Hu Jintao has become the new chief of China's Communist Party and head of the so-called "fourth generation" of leaders.

The 59-year-old Mr. Hu and eight of the most powerful men in China walked out from behind a screen at the Great Hall of the People Friday, ending months of behind-the-scenes leadership battles. The nine men make up the Party's Politburo Standing Committee, which essentially rules China.

In a speech broadcast live on state television, Mr. Hu said he and the other new leaders will live up to the great trust of the entire party and the expectations of people across the country. Mr. Hu praised the 13-year leadership of his predecessor, Jiang Zemin, and pledged to continue China's policies of reform, economic development and opening to the world.

In addition to inheriting Mr. Jiang's position as General Secretary of the party, Mr. Hu is almost certain to become president when Mr. Jiang steps down from the post next March.

This has been the most orderly and peaceful transfer of power in 53 years of Communist rule. Yet the 76-year-old Mr. Jiang is expected to maintain a strong grip on power for perhaps the next several years.

Xinhua News Agency says Mr. Jiang has kept his post as chairman of China's Central Military Commission, a move that guarantees him a say in government. Mr. Hu will continue as his deputy on the commission.

Mr. Jiang has also placed key allies in the most senior party positions. Six of the nine members of the new Politburo Standing Committee are loyal to Mr. Jiang, due to friendship or a shared background in governing Shanghai, the country's financial capital.

Mr. Jiang's allies include the new number-two leader, Wu Bangguo, a former Shanghai party boss who is expected to take over China's parliament next year. Mr. Jiang's main protege, Zeng Qinghong, is expected to take over the day-to-day running of the party's affairs.

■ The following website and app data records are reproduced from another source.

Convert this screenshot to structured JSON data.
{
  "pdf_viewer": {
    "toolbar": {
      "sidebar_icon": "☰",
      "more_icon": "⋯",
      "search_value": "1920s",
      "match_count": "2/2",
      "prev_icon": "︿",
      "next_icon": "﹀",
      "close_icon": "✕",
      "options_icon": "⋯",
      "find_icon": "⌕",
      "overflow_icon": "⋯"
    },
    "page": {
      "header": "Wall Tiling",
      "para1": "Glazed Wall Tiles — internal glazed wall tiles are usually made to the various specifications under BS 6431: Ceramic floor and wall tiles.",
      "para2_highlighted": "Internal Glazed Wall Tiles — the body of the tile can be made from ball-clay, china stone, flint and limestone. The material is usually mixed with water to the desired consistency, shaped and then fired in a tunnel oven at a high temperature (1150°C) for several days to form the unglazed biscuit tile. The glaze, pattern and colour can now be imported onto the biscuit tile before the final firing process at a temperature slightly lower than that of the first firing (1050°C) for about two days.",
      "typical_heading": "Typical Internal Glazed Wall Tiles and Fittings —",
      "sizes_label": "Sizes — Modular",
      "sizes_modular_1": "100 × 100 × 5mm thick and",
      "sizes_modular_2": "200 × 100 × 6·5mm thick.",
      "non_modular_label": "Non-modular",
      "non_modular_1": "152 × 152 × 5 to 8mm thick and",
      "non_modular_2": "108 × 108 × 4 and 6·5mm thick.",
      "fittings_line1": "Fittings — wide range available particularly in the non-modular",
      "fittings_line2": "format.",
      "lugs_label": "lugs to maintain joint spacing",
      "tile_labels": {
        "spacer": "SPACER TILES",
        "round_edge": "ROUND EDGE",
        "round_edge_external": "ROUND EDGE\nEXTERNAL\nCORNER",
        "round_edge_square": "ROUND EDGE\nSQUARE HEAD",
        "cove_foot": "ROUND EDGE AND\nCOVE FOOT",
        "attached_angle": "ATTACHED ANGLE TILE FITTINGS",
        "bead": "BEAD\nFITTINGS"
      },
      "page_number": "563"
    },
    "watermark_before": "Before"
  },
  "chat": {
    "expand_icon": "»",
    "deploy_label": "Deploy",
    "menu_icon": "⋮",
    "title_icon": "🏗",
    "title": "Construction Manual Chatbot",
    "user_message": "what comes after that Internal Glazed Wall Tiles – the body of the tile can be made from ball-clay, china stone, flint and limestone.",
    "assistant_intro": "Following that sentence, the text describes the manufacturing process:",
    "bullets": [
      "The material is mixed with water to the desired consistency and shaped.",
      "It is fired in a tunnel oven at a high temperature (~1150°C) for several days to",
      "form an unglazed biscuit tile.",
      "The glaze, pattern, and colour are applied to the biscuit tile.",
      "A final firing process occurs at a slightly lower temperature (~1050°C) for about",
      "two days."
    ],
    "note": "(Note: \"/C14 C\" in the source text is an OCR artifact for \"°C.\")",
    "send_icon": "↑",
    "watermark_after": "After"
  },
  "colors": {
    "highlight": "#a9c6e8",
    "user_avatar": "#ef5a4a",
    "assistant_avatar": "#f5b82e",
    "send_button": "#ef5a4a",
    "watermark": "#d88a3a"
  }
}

Wen Jiabao, an ally of Prime Minister Zhu Rongji, is third in line on the committee. Mr. Wen, an expert in rural economies, looks set to replace Mr. Zhu when he retires next year.